- **Problem requirements**
Tally every line in the following material that has the word "value" in it, and answer with that figure alone.

- **Data for the task**

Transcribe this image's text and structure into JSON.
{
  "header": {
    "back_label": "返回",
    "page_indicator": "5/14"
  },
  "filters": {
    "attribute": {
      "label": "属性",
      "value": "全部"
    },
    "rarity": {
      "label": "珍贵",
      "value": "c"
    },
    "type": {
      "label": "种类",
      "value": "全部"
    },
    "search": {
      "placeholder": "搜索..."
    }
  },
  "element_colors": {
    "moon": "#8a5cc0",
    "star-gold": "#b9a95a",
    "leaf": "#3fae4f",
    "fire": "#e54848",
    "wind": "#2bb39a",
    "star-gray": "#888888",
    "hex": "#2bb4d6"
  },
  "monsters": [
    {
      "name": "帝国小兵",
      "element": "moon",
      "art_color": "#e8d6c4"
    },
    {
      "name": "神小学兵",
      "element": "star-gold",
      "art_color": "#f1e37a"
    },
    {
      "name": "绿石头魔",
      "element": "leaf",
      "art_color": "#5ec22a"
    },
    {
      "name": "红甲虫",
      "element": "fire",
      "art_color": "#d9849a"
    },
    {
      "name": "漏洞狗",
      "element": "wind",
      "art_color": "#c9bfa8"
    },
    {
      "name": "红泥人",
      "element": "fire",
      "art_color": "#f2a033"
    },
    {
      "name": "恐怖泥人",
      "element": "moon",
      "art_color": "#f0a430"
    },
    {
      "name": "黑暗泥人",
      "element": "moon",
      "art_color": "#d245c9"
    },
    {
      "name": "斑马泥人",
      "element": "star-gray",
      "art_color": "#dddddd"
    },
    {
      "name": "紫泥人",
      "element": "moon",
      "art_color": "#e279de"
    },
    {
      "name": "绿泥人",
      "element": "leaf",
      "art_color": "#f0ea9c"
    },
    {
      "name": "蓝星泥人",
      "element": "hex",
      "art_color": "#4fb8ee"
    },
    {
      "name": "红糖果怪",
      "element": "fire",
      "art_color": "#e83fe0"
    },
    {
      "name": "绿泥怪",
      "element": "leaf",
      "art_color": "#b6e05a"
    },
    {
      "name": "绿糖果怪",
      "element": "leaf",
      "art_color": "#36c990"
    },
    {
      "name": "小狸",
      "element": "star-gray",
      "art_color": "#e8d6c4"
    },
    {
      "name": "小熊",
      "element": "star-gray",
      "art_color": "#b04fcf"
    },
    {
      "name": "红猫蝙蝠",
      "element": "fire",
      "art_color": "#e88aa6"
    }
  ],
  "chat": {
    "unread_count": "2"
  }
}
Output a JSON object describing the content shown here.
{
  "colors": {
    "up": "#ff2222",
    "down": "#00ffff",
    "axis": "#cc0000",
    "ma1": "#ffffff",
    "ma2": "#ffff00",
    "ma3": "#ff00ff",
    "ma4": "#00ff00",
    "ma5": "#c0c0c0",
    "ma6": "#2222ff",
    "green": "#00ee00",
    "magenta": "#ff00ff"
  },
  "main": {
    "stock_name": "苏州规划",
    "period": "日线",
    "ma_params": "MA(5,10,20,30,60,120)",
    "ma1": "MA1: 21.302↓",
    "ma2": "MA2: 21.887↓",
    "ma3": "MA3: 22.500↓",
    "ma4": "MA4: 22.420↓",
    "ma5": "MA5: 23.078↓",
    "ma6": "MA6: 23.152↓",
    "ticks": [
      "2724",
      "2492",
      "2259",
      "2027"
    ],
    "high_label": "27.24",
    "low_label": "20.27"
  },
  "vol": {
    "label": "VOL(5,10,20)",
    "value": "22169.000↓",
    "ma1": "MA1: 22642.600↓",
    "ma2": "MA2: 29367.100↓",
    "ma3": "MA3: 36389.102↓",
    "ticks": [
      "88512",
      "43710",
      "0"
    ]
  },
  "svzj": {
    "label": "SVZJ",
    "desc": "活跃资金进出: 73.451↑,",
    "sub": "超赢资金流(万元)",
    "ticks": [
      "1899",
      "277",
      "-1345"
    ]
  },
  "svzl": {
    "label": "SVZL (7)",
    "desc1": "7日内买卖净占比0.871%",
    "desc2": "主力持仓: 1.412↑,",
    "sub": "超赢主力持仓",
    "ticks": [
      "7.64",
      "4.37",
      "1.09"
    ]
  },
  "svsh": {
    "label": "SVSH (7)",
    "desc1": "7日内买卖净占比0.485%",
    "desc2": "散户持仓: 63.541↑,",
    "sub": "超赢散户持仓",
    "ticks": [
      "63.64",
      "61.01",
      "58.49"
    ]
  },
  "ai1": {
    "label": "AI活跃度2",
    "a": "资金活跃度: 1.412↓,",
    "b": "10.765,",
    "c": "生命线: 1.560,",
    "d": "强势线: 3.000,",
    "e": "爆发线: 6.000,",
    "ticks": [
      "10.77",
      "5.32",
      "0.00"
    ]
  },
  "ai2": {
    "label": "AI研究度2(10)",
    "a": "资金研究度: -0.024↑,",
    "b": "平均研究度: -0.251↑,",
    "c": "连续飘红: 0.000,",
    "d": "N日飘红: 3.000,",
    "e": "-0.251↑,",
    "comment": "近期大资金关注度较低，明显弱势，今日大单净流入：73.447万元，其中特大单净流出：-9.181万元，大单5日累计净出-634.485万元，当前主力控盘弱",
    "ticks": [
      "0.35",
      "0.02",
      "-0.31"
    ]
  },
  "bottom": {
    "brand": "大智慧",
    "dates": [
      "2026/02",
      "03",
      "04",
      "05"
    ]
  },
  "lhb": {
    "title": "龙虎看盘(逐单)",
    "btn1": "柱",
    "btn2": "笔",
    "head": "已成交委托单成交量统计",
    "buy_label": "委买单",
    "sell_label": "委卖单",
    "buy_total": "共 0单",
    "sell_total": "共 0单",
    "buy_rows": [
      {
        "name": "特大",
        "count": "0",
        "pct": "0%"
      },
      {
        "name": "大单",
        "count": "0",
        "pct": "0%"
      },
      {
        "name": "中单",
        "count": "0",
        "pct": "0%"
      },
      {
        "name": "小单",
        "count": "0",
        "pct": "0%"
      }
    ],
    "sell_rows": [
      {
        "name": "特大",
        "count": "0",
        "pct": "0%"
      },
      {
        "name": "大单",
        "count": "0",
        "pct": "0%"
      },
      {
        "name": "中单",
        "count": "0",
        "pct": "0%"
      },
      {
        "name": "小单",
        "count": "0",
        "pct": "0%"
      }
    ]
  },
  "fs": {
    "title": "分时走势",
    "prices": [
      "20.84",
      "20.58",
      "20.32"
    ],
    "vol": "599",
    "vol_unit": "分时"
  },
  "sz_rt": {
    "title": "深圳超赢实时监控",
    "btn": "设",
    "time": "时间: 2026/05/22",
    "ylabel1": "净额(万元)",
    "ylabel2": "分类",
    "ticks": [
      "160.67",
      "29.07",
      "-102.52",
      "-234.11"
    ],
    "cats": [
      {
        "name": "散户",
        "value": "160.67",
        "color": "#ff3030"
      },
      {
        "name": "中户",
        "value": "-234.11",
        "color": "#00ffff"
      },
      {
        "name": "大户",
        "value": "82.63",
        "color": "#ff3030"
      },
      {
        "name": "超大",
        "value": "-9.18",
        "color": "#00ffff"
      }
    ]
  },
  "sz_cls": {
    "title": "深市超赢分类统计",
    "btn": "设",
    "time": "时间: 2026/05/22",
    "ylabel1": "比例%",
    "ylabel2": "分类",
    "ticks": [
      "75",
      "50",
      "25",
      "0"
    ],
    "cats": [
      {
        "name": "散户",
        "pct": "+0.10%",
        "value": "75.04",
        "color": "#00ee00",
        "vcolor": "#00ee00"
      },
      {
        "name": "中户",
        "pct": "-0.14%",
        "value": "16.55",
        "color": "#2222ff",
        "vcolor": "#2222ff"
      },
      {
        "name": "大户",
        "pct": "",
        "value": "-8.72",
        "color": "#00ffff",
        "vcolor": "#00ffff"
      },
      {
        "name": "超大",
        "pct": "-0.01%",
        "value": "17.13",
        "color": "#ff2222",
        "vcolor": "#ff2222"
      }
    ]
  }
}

- **Written solution**
12